Combo pap smear/HPV test. A pap smear is used to screen for cervical cancer, and can be performed on its own every three years. However, you can now have a combination pap smear/human papillomavirus test performed every five years through the age of 65 instead. HPV may cause cervical cancer, so if the test is positive, you may be a carrier of the virus. But if both are negative there is very little chance that you will get cervical cancer in the future.
Full-body skin exam. During your yearly physical exam–which you should surely continue to undergo–be sure to have your general practitioner perform a full-body skin exam. You should be checking your skin regularly on your own, but your doctor will be able to see areas that you physically cannot, as well as detect any potential irregularities that as a lay person you may not.
Bone density test. Our bones can lose density as we age, which increases the risk of fractures. If your bone density is below a certain level, you will be diagnosed with osteopenia or osteoporosis. Once you’ve had your initial bone density test performed, if your results are negative for osteoporosis, you may be able to go as many as 15 years before being retested.

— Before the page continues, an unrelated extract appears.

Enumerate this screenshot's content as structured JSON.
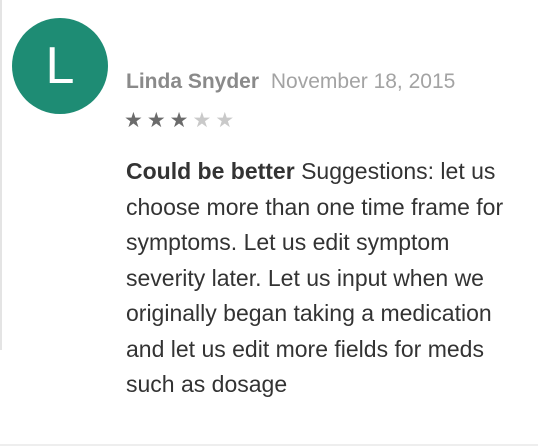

Blood chemistry tests. Different from a complete blood count which measures the cells in your blood, blood chemistry tests check factors for various illnesses and diseases such as diabetes, liver disease and multiple myeloma, as well as how well your organs are functioning. You can have these tests performed yearly via a simple blood draw.